> **Exercise goal**:
Wherever "this" appears in a line of the listing, that line should be returned.

==== Records provided ====

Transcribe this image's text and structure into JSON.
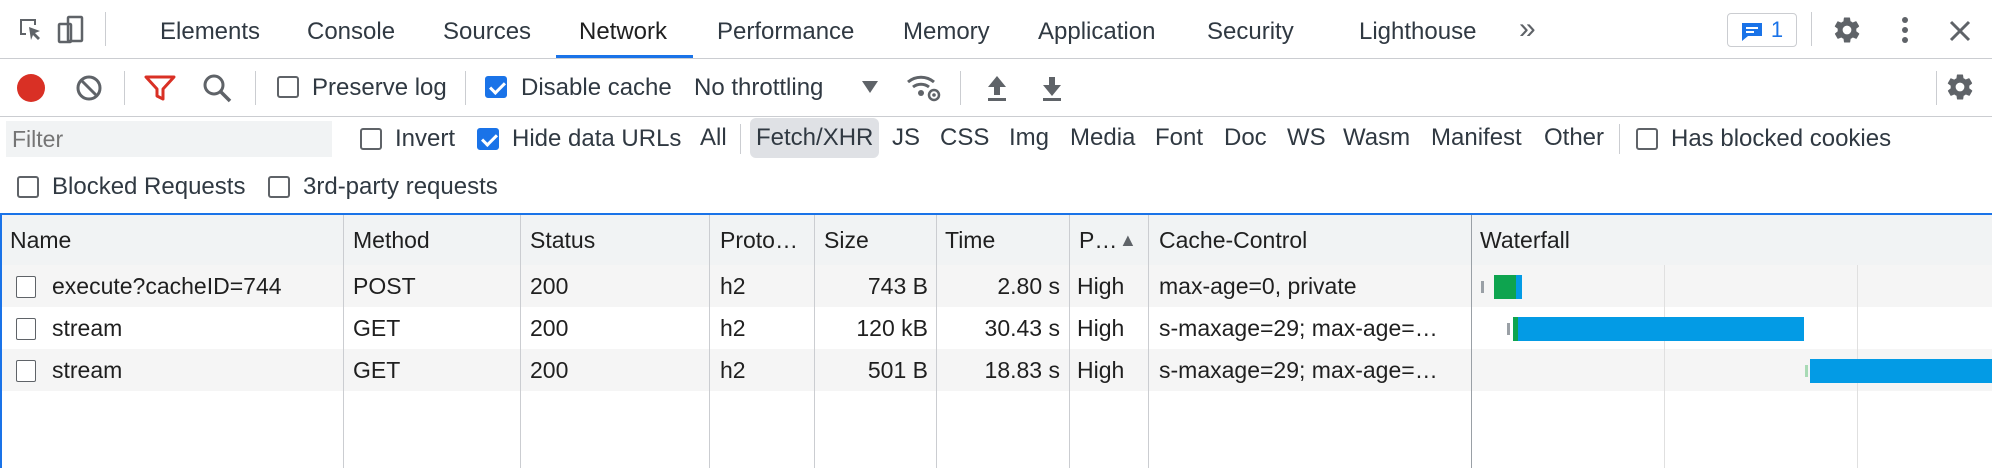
{
  "tabs": {
    "items": [
      "Elements",
      "Console",
      "Sources",
      "Network",
      "Performance",
      "Memory",
      "Application",
      "Security",
      "Lighthouse"
    ],
    "more": "»",
    "issues_count": "1"
  },
  "toolbar": {
    "preserve_log": "Preserve log",
    "disable_cache": "Disable cache",
    "throttling": "No throttling"
  },
  "filter": {
    "placeholder": "Filter",
    "invert": "Invert",
    "hide_data_urls": "Hide data URLs",
    "types": [
      "All",
      "Fetch/XHR",
      "JS",
      "CSS",
      "Img",
      "Media",
      "Font",
      "Doc",
      "WS",
      "Wasm",
      "Manifest",
      "Other"
    ],
    "selected_type": "Fetch/XHR",
    "has_blocked_cookies": "Has blocked cookies",
    "blocked_requests": "Blocked Requests",
    "third_party": "3rd-party requests"
  },
  "table": {
    "headers": {
      "name": "Name",
      "method": "Method",
      "status": "Status",
      "protocol": "Proto…",
      "size": "Size",
      "time": "Time",
      "priority": "P…",
      "cache_control": "Cache-Control",
      "waterfall": "Waterfall"
    },
    "sort_indicator": "▲",
    "rows": [
      {
        "name": "execute?cacheID=744",
        "method": "POST",
        "status": "200",
        "protocol": "h2",
        "size": "743 B",
        "time": "2.80 s",
        "priority": "High",
        "cache_control": "max-age=0, private"
      },
      {
        "name": "stream",
        "method": "GET",
        "status": "200",
        "protocol": "h2",
        "size": "120 kB",
        "time": "30.43 s",
        "priority": "High",
        "cache_control": "s-maxage=29; max-age=…"
      },
      {
        "name": "stream",
        "method": "GET",
        "status": "200",
        "protocol": "h2",
        "size": "501 B",
        "time": "18.83 s",
        "priority": "High",
        "cache_control": "s-maxage=29; max-age=…"
      }
    ]
  },
  "colors": {
    "record": "#d93025",
    "filter_icon": "#d93025",
    "accent": "#1a73e8",
    "waterfall_green": "#0ea44f",
    "waterfall_blue": "#039be5"
  }
}
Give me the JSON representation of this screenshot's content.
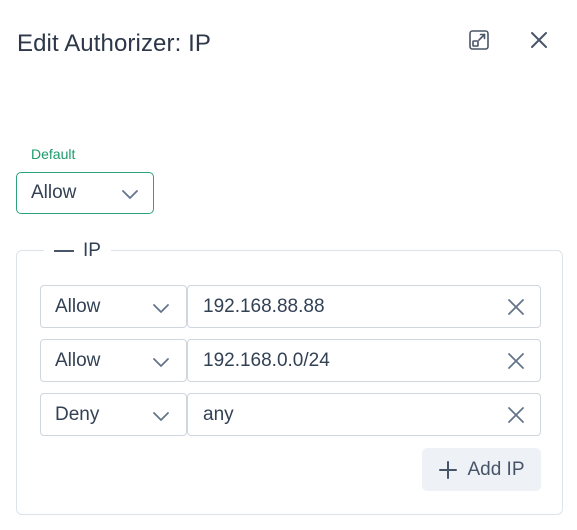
{
  "dialog": {
    "title": "Edit Authorizer: IP",
    "expand_icon": "expand-icon",
    "close_icon": "close-icon"
  },
  "default_field": {
    "label": "Default",
    "value": "Allow",
    "accent_color": "#2aa37a"
  },
  "ip_section": {
    "legend": "IP",
    "collapse_icon": "minus-icon",
    "rules": [
      {
        "action": "Allow",
        "address": "192.168.88.88"
      },
      {
        "action": "Allow",
        "address": "192.168.0.0/24"
      },
      {
        "action": "Deny",
        "address": "any"
      }
    ],
    "add_label": "Add IP",
    "add_icon": "plus-icon"
  }
}
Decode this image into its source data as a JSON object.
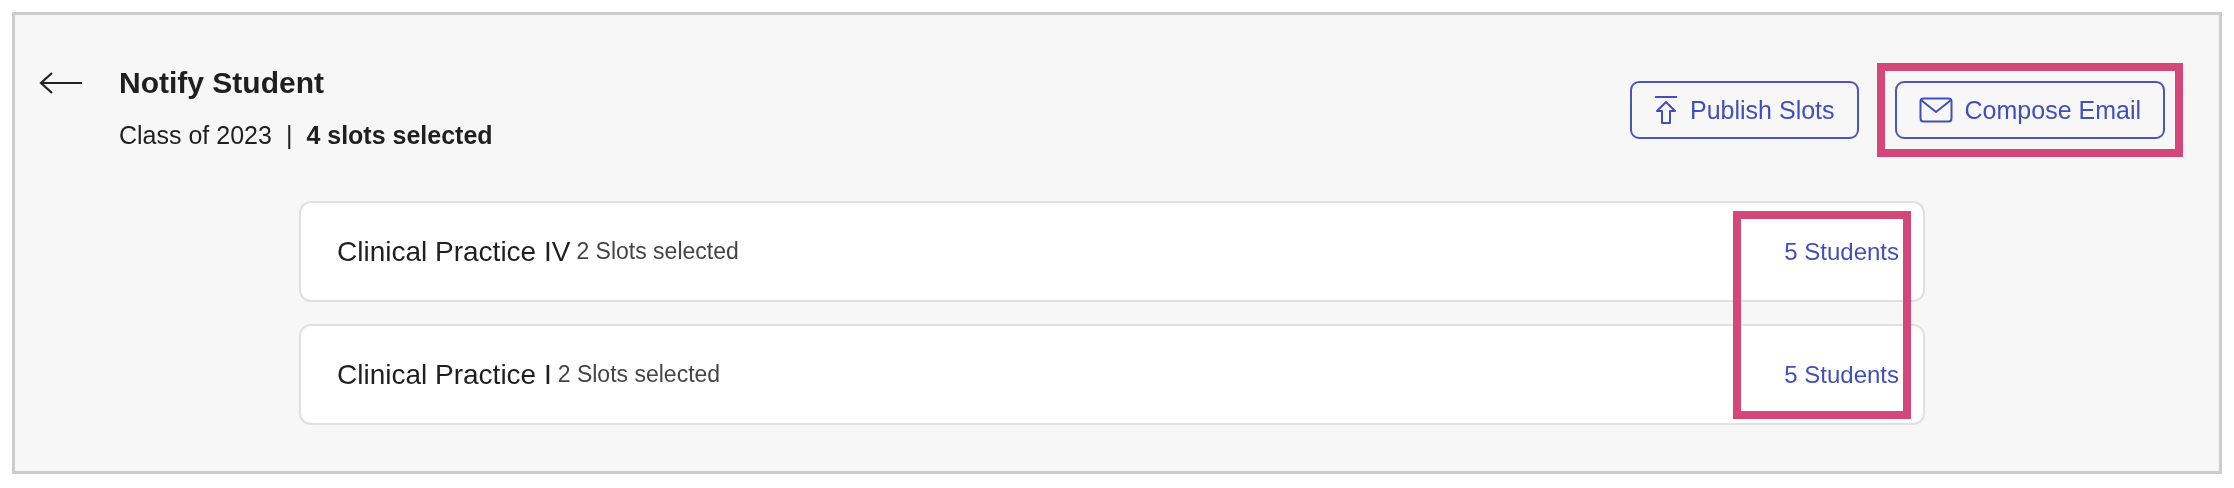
{
  "header": {
    "title": "Notify Student",
    "class_label": "Class of 2023",
    "separator": "|",
    "selection": "4 slots selected"
  },
  "actions": [
    {
      "label": "Publish Slots",
      "kind": "upload",
      "highlighted": false
    },
    {
      "label": "Compose Email",
      "kind": "mail",
      "highlighted": true
    }
  ],
  "courses": {
    "students_highlighted": true,
    "items": [
      {
        "name": "Clinical Practice IV",
        "slots": "2 Slots selected",
        "students": "5 Students"
      },
      {
        "name": "Clinical Practice I",
        "slots": "2 Slots selected",
        "students": "5 Students"
      }
    ]
  }
}
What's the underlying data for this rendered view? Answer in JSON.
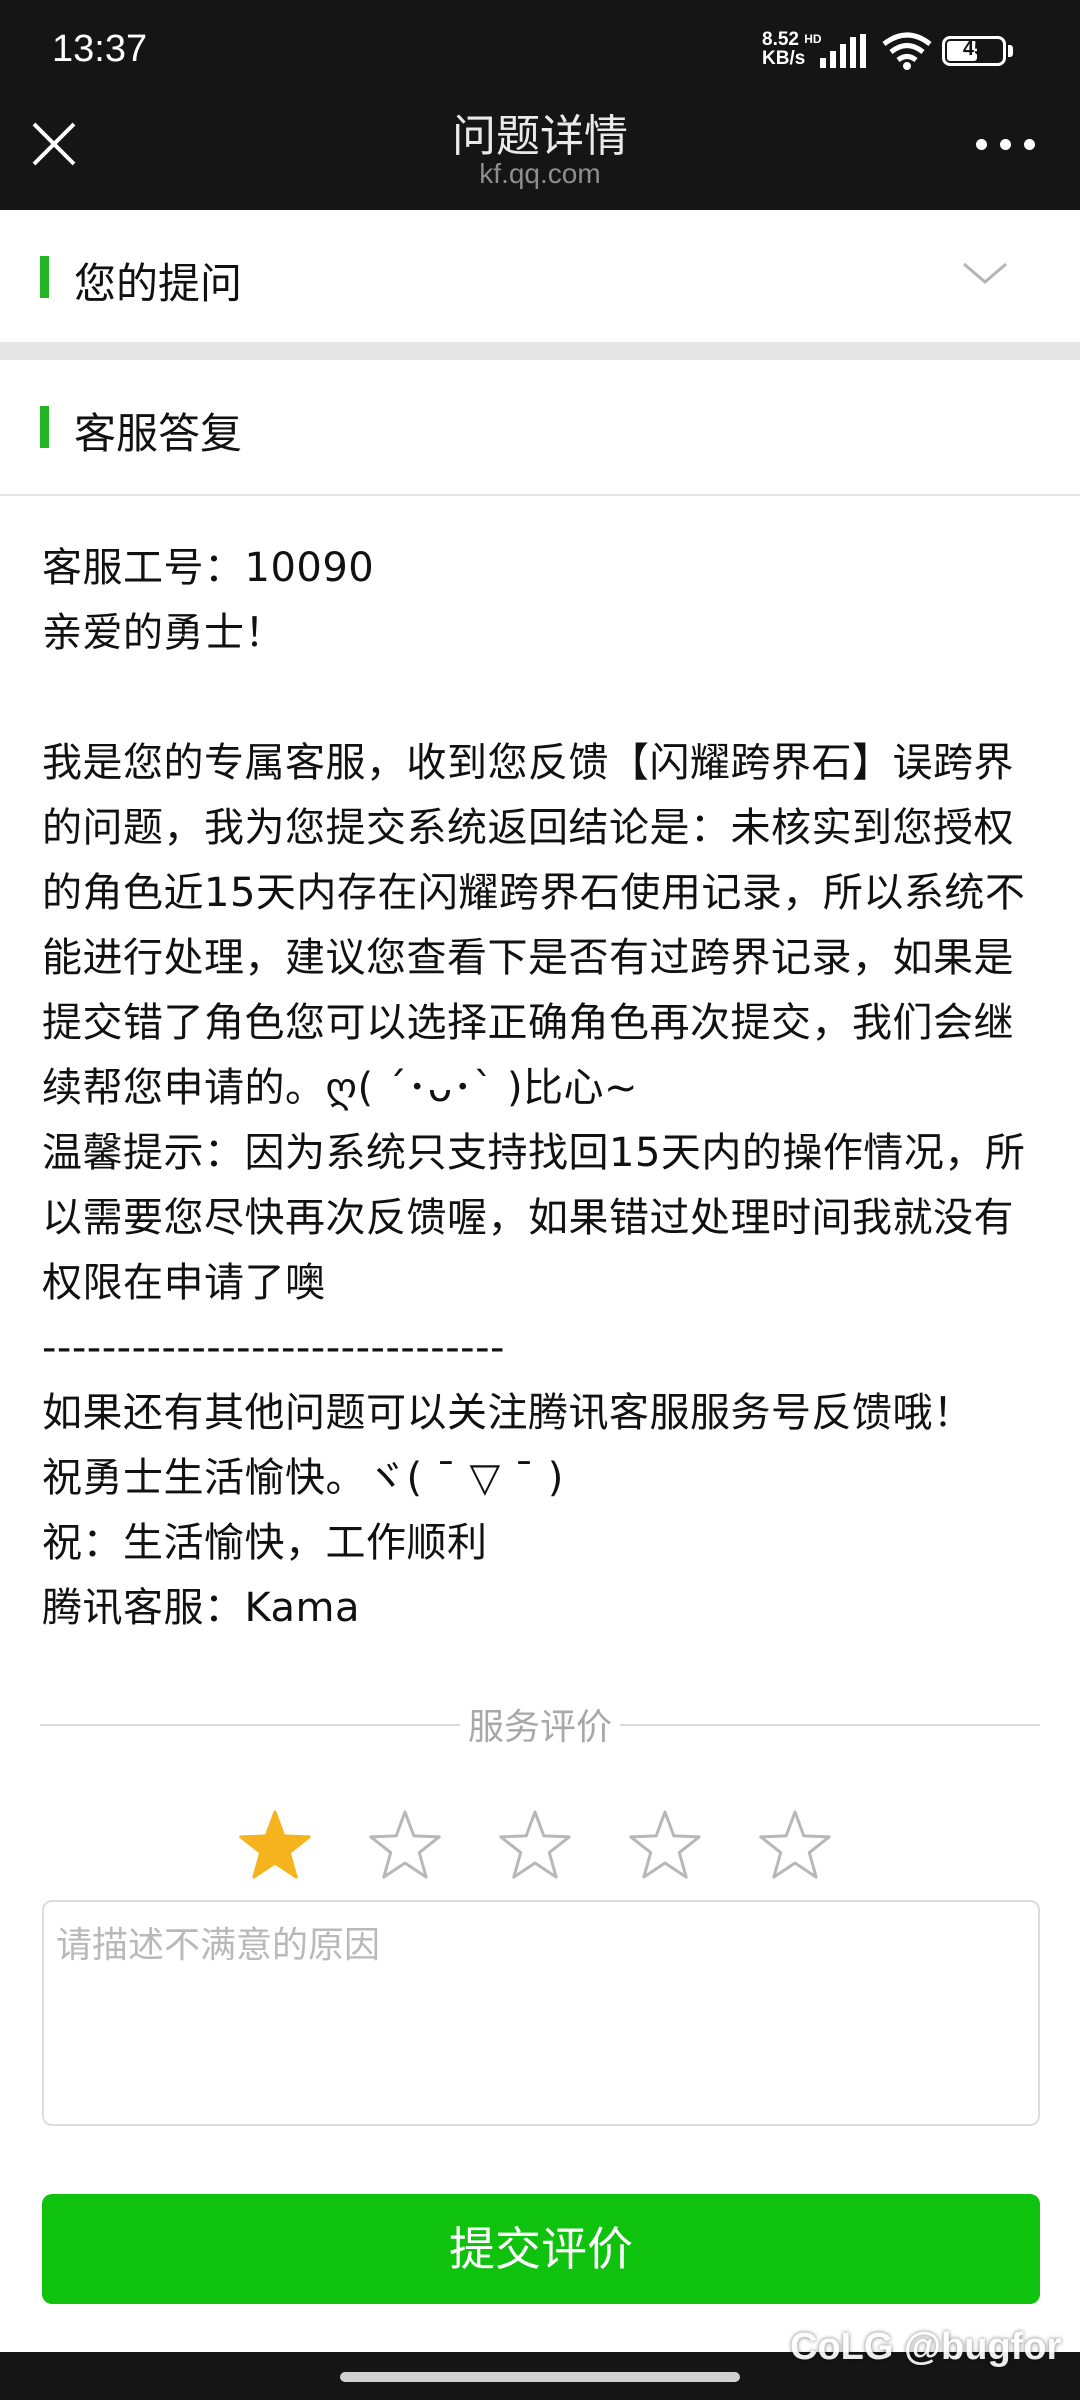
{
  "status_bar": {
    "time": "13:37",
    "net_speed": "8.52",
    "net_unit": "KB/s",
    "net_hd": "HD",
    "battery": "45"
  },
  "nav": {
    "title": "问题详情",
    "subtitle": "kf.qq.com"
  },
  "sections": {
    "question": "您的提问",
    "reply": "客服答复"
  },
  "reply_text": "客服工号：10090\n亲爱的勇士！\n\n我是您的专属客服，收到您反馈【闪耀跨界石】误跨界的问题，我为您提交系统返回结论是：未核实到您授权的角色近15天内存在闪耀跨界石使用记录，所以系统不能进行处理，建议您查看下是否有过跨界记录，如果是提交错了角色您可以选择正确角色再次提交，我们会继续帮您申请的。ღ( ´･ᴗ･` )比心~\n温馨提示：因为系统只支持找回15天内的操作情况，所以需要您尽快再次反馈喔，如果错过处理时间我就没有权限在申请了噢\n-------------------------------\n如果还有其他问题可以关注腾讯客服服务号反馈哦！\n祝勇士生活愉快。ヾ( ˉ ▽ ˉ )\n祝：生活愉快，工作顺利\n腾讯客服：Kama",
  "rating": {
    "label": "服务评价",
    "value": 1,
    "max": 5,
    "placeholder": "请描述不满意的原因",
    "submit": "提交评价",
    "star_filled_color": "#f5b31e",
    "star_empty_color": "#b8b8b8"
  },
  "colors": {
    "accent": "#22b422",
    "button": "#0ec20e",
    "bar_bg": "#151515"
  },
  "watermark": "CoLG @bugfor"
}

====

> **Solved exercise**:
Transcribe this image's text and structure into JSON.
Give me the JSON representation of this screenshot's content.
Decode this image into its source data as a JSON object.
What's the underlying data for this rendered view? Answer in JSON.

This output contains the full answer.